It marks the first wearing of my silvery-sage wrap design, which is published in Jean and Rita's 100 Crochet Projects as part of a set (it has a matching pencil skirt). I'm happy to report that it was a wonderful companion--it kept me warm, the textured row created flattering diagonal lines of drama, the stretchy yarn caused it to cling to my shoulders, and best of all, my wrap and I basked in compliments. Marty is a witness.
I almost didn't bring the wrap because I didn't know if I'd want to be tugging to keep it on my shoulders all day, but instead I'm now into wraps and shawls. I like how wide this one is because I could wrap it around me 4 different ways. I remember intending it to be 70" wide, but the yarn is so stretchy that it becomes 84" wide, which originally worried me. Now, after wearing it all day, I'm glad.

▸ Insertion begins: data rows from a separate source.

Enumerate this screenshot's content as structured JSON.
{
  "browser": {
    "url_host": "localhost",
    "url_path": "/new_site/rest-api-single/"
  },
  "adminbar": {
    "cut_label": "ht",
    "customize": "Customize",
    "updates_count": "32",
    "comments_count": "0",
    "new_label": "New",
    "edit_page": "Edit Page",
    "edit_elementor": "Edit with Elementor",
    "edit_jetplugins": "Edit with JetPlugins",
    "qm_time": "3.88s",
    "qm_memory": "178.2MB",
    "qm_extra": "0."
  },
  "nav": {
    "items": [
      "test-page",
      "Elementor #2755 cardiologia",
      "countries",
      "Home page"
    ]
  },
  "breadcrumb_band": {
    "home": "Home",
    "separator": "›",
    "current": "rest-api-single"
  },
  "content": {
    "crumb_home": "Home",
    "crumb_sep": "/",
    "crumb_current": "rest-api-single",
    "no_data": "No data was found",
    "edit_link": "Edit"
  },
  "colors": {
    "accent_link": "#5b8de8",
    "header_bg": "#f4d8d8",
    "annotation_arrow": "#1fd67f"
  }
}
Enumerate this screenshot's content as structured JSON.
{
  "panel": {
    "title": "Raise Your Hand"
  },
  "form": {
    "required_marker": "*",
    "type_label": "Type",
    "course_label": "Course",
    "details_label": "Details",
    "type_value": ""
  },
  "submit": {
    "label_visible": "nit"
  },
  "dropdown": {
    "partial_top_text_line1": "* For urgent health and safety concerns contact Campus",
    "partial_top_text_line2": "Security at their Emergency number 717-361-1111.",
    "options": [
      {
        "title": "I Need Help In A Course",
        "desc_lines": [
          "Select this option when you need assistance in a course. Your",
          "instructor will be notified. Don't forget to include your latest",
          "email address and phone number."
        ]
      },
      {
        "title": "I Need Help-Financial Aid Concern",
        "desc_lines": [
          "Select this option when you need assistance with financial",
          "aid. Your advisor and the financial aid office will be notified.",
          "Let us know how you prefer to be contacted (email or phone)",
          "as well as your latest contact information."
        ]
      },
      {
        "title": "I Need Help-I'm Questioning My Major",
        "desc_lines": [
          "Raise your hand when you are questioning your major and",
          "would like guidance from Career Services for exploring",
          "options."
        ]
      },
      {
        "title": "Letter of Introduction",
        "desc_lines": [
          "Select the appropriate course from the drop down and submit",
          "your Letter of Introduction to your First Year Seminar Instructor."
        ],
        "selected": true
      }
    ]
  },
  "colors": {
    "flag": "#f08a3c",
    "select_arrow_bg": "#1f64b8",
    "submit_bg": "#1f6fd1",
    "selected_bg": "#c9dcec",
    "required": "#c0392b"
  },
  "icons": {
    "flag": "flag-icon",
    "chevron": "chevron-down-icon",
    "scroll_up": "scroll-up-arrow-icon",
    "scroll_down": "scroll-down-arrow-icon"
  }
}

The CGOA booth in the market was hoppin'! Debby somehow kept up with all the questions and new member app's coming at her right and left! Plus, current CGOA members were treated to a complimentary light-up hook just for visiting the booth. Marty was the perfect person to field questions on teaching children how to crochet.
We wore crochet everywhere and saw little of it. This is, after all, traditionally a scrapbooker's conference, so we weren't surprised; but it was remarkable how many people were there for crochet specifically. It also seemed like these crocheters were not newbies. In fact I talked to a yarn shop owner in north-central Florida who said she has so many advanced crocheters coming into her shop that she doesn't know what to do (she's a knitter herself). I was in a daze when I heard that. I'm noticing something similar at the new yarn shop where I'm teaching--advanced crocheters are coming out of the woodwork.
Who knew Florida is a hooker's hotbed? (sorry, couldn't help that)